In Iran, hijab is compulsory for women with any violation attracting a prison sentence of 2-12 months and a fine between 50,000 and 500,000 rials (adjusted for inflation). During 2017-19 protests, multiple protesting women were arrested with many grievously injured in the police action. An Iranian activist Saba Kord Afshari was put behind bars for 24 years over promoting “corruption and prostitution” by taking off her hijab. Iranian protesters are not alone. Women in Saudi Arabia had also launched a “niqab under my foot” movement to protest against conservative Islamic dress code mandated for them in 2018.
These anti-hijab protests are dominated by women’s revolt against objectification of their bodies. In research conducted at the Swinburne University of Technology in Australia, participants who wore hijab explained that Islamic ideas of modesty and self-respect regarding their sexuality prod them to consider “woman as precious like diamonds”. This understanding of a female body as being precious and its comparison with non-living things such as diamonds lead to blatant objectification of women. Ironically, Malala in a tweet targeting the Indian state called the decision to not allow hijab-clad girls in school as “objectification”. But in reality, Iranian and Saudi Arabian experience demonstrates that women themselves want to break free from hijab because it restricts their role in the modern society to that of a mere object.
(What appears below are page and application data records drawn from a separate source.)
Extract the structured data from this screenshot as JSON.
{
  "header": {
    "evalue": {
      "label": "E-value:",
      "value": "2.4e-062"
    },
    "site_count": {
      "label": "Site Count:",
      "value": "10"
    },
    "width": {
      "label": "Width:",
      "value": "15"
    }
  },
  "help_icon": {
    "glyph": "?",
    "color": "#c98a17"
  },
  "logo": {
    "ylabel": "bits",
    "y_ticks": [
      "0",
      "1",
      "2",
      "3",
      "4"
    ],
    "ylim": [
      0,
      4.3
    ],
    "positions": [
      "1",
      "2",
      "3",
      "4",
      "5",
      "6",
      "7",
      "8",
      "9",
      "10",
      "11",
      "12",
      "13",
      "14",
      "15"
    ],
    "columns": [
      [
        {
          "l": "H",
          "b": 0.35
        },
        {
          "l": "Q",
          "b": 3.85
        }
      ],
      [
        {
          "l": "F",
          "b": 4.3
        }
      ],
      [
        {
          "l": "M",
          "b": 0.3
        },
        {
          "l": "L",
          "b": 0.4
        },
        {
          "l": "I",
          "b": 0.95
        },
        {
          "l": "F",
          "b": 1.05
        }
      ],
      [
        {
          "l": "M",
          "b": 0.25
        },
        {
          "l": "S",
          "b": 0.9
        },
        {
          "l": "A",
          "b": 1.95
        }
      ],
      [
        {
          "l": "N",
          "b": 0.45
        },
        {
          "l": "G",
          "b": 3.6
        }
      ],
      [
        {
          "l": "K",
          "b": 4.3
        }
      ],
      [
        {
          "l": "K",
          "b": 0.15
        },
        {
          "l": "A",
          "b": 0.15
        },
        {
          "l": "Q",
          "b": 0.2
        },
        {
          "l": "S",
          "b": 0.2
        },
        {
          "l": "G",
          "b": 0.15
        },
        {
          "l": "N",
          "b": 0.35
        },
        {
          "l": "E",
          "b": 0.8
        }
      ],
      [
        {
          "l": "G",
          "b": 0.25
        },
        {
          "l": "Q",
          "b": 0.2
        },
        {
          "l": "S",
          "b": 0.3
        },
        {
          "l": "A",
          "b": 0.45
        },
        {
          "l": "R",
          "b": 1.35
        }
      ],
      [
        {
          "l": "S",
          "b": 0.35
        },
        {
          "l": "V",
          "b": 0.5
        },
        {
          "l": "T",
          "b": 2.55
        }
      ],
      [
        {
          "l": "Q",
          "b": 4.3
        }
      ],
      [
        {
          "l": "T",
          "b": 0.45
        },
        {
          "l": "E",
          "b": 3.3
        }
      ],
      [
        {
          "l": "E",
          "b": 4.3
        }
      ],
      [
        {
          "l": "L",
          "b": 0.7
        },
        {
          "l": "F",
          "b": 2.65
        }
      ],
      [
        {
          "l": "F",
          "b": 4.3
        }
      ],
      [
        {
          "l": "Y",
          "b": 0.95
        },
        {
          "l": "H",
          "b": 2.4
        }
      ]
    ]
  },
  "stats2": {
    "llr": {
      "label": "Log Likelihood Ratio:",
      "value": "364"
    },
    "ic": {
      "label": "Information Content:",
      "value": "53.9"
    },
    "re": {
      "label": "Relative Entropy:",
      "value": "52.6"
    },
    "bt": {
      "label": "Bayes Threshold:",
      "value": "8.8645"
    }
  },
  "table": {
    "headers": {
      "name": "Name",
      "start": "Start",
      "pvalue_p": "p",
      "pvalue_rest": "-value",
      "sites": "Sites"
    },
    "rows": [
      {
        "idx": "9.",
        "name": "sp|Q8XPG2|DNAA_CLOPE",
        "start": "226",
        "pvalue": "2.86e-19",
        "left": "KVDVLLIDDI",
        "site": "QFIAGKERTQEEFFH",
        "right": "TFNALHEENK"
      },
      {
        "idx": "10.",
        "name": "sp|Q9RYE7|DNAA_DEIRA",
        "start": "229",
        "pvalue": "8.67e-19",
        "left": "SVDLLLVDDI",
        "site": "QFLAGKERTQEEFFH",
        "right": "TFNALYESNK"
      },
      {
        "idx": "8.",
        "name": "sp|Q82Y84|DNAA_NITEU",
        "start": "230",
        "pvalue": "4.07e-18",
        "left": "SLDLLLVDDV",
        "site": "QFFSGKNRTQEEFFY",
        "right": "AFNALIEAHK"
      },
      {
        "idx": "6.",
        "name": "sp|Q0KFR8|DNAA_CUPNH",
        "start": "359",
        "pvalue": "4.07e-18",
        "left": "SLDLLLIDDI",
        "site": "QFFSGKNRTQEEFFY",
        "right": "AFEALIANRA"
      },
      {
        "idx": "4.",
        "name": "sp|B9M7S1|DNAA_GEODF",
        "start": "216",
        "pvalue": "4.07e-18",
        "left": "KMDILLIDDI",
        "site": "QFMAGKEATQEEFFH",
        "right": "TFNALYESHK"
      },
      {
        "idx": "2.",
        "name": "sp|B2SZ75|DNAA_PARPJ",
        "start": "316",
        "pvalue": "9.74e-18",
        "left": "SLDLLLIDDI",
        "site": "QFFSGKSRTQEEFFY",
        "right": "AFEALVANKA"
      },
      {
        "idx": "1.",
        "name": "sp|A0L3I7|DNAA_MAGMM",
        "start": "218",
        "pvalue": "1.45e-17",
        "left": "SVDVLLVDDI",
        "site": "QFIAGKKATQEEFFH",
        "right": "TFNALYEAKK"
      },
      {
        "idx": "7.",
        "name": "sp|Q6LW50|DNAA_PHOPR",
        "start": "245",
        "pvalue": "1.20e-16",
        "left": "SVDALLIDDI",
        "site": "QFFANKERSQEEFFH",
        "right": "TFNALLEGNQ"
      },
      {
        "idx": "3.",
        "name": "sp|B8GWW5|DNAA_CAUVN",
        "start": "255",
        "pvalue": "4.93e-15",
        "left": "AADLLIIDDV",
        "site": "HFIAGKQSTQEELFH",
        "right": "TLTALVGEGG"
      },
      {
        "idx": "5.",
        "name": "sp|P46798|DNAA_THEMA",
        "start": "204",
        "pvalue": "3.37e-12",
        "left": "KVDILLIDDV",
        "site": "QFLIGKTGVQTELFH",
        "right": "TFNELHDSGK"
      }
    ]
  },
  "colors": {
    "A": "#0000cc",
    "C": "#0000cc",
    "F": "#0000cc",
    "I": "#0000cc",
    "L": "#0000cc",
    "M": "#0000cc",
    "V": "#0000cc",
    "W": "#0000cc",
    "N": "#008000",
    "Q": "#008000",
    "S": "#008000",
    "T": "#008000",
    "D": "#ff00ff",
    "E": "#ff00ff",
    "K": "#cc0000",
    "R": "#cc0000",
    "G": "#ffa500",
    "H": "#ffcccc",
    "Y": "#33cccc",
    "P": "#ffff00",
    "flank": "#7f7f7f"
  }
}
Coming back to India and the recent protests to demand right to wear hijab, one can still hope that it is a just a section of Muslim women who consider it as a part of their religious belief who are demanding it. Evidence has been placed in court proving that students at the same Udupi college didn’t wear the hijab as late as December 2021. If it is a new toolkit to target the government of the day, it will eventually fade out. But if it becomes a massive movement with organic support from majority of Muslim women, then it is going to be an albatross around their own necks.
Don’t forget, during Iranian revolution women sported hijab willingly to protest against Shah Pahlavi rule but the sentiment was captured by the new Islamic regime with Ayatollah Khomeini making it mandatory. When it starts with hijab, it doesn’t end too well for women empowerment.
Source » news18